Almost all of the examples are taken from a select few large American churches, alienating much of the audience that a Spring Harvest book would have. Once the authors aims have been laid out, there is also very little holding back on promoting IT in churches. Maybe this approach was needed several years ago, but now many churches seem to have realised IT's potential, and a more balanced approach is necessary.
Guidance is given on how to put together and work as a team operating the technology (including lighting, sound, and other technology not so related to my project) which is very useful as the author has extensive experience in this area.
If you need to know what can be done with a wide range of technology, this book is very useful, however it is surprising how it is already feeling a little out of date just six years on. A new balanced approach would help, as would more innovative uses of technology in and out of the main church meetings.
You can download this leaflet for yourself at http://www.methodist.org.uk/downloads/ca_technology_1005.pdf.
This leaflet, commissioned by the Methodist Church, lays out guidelines for how ICT can be used in methodist churches (and could then be extended to other churches too).
It covers why ICT should be used, but warns that it is only a 'means, not an end'. It says, 'Every investment must be evaluated against its contribution to to the Church's mission in contemporary society.' On the whole, the arguments given were pretty well balanced, however the purpose of the leaflet is partly to demonstrate how ICT should/could be used in churches. Because of this, it presents a very good case for using IT in church, whilst warning against the pitfalls, but not really giving any evidence of bad use of IT.
Many resources are linked to for further information, for example websites with free images for use in presentations. There is are basic ideas for how ICT is commonly used in churches, and some pointers to how to implement these methods.

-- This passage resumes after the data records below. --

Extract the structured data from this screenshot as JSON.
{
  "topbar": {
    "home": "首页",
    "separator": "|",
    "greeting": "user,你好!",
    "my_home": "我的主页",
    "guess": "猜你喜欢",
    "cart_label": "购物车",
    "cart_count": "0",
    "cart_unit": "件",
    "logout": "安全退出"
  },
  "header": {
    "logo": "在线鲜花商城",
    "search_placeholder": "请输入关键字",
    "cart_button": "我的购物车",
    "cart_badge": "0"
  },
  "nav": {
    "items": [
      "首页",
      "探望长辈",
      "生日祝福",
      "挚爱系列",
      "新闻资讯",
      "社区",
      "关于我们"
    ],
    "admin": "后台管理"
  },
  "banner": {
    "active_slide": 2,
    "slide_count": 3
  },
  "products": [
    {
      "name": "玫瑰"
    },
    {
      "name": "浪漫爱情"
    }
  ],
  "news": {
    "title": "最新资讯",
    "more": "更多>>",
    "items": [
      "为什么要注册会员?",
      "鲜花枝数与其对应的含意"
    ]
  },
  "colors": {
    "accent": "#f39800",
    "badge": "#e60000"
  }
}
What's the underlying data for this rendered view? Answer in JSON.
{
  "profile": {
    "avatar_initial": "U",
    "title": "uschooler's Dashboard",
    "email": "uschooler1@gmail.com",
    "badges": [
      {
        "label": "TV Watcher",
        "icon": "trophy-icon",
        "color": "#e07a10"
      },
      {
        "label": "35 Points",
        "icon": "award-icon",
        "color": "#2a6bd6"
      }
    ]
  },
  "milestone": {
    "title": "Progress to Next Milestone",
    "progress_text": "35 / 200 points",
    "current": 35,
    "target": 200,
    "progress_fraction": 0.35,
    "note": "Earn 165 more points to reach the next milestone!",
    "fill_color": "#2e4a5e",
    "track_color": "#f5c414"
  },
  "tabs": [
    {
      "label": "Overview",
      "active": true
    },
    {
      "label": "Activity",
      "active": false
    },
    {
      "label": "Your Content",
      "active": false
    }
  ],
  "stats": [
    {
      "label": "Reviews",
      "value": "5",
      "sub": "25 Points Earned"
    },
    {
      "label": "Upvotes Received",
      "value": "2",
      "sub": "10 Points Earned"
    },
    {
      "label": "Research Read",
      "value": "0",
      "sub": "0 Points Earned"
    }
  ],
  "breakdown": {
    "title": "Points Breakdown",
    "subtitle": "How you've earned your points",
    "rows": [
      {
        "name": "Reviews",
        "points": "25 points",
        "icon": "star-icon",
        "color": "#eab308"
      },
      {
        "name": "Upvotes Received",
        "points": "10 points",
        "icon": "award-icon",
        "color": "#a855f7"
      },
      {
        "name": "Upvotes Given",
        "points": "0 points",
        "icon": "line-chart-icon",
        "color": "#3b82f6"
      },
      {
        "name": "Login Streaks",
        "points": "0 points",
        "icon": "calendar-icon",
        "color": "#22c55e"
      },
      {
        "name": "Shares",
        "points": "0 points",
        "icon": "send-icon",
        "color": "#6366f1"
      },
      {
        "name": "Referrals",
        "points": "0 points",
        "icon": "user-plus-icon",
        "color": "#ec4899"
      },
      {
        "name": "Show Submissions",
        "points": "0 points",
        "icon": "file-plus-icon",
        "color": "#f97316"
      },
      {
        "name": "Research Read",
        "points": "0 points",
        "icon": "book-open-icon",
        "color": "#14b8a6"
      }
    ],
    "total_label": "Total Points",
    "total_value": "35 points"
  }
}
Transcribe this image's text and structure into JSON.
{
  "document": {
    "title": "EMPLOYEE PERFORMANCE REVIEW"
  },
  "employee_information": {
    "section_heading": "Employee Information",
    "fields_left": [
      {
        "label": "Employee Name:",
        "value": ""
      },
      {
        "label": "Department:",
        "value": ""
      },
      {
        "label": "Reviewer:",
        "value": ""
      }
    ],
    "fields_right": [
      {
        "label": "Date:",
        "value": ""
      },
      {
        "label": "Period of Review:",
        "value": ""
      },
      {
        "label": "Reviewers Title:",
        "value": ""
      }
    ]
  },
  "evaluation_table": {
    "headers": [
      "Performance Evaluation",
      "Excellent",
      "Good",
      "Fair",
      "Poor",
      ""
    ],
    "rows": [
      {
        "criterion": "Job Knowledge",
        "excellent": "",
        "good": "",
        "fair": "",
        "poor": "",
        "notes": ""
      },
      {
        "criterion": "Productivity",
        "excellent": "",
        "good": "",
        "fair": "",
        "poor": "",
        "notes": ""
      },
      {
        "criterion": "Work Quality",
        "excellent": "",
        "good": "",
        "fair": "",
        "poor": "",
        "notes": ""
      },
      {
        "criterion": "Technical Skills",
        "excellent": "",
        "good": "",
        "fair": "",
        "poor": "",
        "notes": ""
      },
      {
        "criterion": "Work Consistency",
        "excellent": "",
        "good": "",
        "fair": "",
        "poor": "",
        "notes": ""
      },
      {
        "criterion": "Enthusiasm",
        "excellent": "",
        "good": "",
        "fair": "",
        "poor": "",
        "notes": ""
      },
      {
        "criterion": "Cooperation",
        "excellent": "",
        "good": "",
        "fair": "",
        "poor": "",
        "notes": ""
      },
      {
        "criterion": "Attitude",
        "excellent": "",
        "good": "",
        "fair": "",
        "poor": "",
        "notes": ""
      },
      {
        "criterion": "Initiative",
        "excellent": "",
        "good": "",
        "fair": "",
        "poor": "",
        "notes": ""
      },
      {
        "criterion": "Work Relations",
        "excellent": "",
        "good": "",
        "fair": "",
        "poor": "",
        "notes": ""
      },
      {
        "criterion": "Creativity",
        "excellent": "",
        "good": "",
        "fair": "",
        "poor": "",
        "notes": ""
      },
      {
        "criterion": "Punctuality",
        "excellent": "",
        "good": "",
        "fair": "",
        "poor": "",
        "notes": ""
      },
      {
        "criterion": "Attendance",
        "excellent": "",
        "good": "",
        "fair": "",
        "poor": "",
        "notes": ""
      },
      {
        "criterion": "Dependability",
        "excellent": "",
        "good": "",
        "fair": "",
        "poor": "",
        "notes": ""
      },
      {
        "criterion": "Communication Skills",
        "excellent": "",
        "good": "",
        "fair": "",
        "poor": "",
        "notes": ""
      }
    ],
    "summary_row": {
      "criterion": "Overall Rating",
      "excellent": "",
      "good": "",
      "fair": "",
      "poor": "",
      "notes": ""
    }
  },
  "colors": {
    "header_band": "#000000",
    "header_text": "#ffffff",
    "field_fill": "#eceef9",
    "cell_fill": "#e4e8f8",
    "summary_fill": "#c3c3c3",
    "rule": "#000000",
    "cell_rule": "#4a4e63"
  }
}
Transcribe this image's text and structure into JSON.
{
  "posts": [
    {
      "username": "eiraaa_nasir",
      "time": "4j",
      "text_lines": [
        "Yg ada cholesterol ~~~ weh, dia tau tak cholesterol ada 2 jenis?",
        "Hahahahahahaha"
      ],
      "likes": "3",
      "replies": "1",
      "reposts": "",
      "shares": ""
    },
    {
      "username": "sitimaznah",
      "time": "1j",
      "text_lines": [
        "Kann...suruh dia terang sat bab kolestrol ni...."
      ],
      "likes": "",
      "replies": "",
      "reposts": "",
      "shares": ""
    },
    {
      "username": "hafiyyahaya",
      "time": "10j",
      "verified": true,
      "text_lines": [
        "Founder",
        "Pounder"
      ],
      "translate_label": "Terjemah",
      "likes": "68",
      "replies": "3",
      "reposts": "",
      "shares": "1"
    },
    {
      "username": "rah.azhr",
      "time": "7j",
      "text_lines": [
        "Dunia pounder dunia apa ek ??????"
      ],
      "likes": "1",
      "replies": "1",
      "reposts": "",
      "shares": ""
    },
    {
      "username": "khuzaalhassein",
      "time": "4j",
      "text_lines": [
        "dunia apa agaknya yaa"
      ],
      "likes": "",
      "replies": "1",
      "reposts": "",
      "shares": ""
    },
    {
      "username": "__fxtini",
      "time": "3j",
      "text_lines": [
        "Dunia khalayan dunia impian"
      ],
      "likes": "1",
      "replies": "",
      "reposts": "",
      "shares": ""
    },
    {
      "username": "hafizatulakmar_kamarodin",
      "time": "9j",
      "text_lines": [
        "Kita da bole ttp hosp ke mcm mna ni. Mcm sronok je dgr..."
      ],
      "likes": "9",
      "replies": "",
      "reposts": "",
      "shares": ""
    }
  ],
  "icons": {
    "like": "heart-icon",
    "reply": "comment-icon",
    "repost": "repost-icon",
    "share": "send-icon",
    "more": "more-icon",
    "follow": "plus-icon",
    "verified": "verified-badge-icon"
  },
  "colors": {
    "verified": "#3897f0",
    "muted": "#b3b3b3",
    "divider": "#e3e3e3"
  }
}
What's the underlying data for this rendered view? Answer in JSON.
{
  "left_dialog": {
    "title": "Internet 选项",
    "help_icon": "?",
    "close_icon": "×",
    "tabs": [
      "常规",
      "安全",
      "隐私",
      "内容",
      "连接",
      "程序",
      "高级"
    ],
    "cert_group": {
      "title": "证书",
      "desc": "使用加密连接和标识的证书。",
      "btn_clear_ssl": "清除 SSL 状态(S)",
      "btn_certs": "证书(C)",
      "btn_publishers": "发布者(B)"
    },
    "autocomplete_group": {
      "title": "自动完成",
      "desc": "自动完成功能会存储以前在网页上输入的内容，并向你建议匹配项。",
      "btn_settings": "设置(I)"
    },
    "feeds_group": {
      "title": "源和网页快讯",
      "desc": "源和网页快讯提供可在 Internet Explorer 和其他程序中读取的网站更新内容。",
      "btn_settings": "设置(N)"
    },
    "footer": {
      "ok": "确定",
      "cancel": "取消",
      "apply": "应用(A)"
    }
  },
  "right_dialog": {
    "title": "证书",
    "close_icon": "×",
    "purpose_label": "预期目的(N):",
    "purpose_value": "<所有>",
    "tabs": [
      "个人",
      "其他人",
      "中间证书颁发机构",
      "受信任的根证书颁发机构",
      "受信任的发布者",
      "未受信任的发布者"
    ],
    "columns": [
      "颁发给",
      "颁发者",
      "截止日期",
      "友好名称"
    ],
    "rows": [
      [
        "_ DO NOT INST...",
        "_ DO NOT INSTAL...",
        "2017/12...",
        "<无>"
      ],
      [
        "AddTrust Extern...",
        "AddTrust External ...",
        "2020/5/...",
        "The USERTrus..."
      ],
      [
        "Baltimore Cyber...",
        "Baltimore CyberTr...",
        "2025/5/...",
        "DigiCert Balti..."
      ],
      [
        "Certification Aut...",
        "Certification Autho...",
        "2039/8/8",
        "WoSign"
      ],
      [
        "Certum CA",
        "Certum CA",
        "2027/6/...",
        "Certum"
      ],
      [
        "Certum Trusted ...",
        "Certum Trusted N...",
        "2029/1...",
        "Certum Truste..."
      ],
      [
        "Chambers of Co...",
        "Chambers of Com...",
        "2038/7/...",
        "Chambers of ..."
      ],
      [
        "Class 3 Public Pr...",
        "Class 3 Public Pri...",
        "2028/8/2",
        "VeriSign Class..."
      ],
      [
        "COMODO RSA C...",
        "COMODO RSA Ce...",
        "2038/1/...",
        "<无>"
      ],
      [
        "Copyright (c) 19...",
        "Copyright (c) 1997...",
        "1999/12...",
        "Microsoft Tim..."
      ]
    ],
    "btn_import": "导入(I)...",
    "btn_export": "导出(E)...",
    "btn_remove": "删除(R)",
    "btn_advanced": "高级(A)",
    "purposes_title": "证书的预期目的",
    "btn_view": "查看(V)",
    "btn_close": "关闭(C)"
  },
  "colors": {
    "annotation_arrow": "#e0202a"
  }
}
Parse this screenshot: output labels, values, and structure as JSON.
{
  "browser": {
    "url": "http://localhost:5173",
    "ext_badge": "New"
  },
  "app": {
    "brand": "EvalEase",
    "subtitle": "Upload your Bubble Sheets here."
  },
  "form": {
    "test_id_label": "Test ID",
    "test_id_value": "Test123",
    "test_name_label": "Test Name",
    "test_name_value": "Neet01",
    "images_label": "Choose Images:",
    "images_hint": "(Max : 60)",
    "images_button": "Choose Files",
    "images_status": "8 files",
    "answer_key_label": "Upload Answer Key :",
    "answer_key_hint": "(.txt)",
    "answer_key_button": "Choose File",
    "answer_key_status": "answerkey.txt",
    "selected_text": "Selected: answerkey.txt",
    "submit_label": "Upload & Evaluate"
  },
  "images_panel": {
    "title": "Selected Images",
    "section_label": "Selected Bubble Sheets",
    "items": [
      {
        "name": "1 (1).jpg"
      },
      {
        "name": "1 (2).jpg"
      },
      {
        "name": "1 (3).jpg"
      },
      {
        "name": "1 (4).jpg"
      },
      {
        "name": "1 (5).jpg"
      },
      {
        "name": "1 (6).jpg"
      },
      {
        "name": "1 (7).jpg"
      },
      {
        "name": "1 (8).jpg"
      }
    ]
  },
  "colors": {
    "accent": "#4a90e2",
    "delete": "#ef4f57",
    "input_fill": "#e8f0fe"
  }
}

It gives some interesting case studies of innovative ICT projects, mostly initiated by the individual churches (often just by tech-savvy individuals within those churches) rather than the Methodist umbrella body. There is a good range of projects and their aims. Many attempt to get young people interested in church, or to include them by using their invariably-extensive IT skills. However there are also examples of projects aimed at older age groups, showing that IT is not just for the youth!
Some of these projects were relatively new, and although they seemed to have been implemented successfully, there is a need for seeing how successful they turned out to be in their 'contribution to to the Church's mission in contemporary society.' It is quite possible that projects may have been later abandoned when the people running them moved on, or funds run out. It is also currently in vogue for churches to be seen as technologically sound and innovative, so once this 'bubble' bursts, will ICT still be a useful and used tool?
I believe it's probably about time I released the progress report. Here it is: progress_report.pdf
Then I am also pleased to announce the first increment of PSALM can be released!
To run it and find instructions for use, please refer to the instructions for the prototype.
This version now displays chords correctly (hooray!), using a handy free monospaced font (Bitstream Vera Sans Mono) that I think will be used for the final release as I think its pretty clear. If you want to change the way the chords are displayed (e.g. the colour or font), please edit the psalm.css file, which should be fairly obvious how to edit, especially if you have used CSS before.
The add/edit/remove song features all now work - although please note that if you download this in the next few hours, this version will actually write to a different file (appending an 'a','e' or 'r' to the filename) than the original loaded database. This, together with a few minor things will be fixed in the next few days. I'll post again to let you know when this is done.
Please let me know if you have any problems installing/using this, feedback is much appreciated.